AD/HD in the 21st century kid
AD/HD is one of the most misunderstood disorders that affect kids today. AD/HD or attention-deficit hyperactivity disorder is a behavioral condition that makes focusing on everyday requests and routines challenging. Research has demonstrated that AD/HD has a very strong neurobiological basis. Although precise causes have not yet been identified, there is little question that heredity makes the largest contribution to the disorder. Research does not support the popularly held views that AD/HD arises from excessive sugar intake, excessive TV viewing, poor child management by parents, or social and environmental factors such as poverty or family chaos. However, many things, including these, aggravate symptoms and can make them worse.

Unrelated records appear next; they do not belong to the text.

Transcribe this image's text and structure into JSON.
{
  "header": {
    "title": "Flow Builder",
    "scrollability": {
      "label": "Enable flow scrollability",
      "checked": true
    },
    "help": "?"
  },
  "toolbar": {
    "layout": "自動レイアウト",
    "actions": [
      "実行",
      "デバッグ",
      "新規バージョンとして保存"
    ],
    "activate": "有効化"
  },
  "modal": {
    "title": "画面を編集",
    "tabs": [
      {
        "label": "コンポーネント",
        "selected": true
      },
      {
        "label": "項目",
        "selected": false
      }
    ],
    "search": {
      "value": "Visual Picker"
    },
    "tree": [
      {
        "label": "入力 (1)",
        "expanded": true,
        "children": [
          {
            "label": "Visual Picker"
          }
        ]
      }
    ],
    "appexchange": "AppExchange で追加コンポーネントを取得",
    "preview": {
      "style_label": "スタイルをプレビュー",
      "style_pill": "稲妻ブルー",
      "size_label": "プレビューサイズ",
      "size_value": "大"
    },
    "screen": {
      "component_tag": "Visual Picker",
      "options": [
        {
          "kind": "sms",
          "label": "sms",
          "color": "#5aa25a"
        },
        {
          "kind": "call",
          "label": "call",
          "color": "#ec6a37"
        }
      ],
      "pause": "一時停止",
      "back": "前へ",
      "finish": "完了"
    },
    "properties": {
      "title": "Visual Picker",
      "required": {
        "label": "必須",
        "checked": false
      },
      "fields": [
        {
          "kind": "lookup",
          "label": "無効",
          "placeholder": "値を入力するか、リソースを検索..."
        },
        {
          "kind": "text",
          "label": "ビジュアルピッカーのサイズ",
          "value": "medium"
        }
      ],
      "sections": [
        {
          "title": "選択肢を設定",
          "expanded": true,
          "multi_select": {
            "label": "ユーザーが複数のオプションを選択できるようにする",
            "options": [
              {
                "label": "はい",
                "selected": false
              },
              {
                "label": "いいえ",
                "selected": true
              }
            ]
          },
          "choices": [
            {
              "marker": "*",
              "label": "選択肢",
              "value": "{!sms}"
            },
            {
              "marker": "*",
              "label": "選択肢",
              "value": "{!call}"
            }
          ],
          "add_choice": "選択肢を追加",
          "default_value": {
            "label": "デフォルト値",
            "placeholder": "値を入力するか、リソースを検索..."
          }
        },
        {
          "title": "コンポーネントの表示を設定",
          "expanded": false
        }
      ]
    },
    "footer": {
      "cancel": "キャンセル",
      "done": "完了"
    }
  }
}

Kids with AD/HD typically have trouble getting organized, staying focused, making realistic plans and thinking before acting. They may be fidgety, noisy and unable to adapt to changing situations. Children with AD/HD can also be defiant, socially inept or aggressive. These areas can be significantly improved with treatment from a qualified professional. Play Therapy is a means by which children learn emotional as well as physical self-regulation skills. Creating a positive therapeutic relationship with the child is essential for helping to effect awareness and change. The connections between the therapist and the child help the child to feel safe and to trust their play can be genuine creating an atmosphere in which the child becomes willing to accept direction and be willing to work on the therapeutic goals.
Therapist can also provide activities that parents can do at home to help with many AD/HD symptoms. Many of these can be fun and can bring the whole family closer together. As with learning any new skill, practice is key so parents can ensure quicker longer lasting improvements by doing these activities daily.
Unrecognized and untreated AD/HD can lead to depression, anxiety and possible self-medication with illegal substances. Families considering treatment options should consult a qualified mental health professional for a complete review of their child’s behavioral issues and a treatment plan.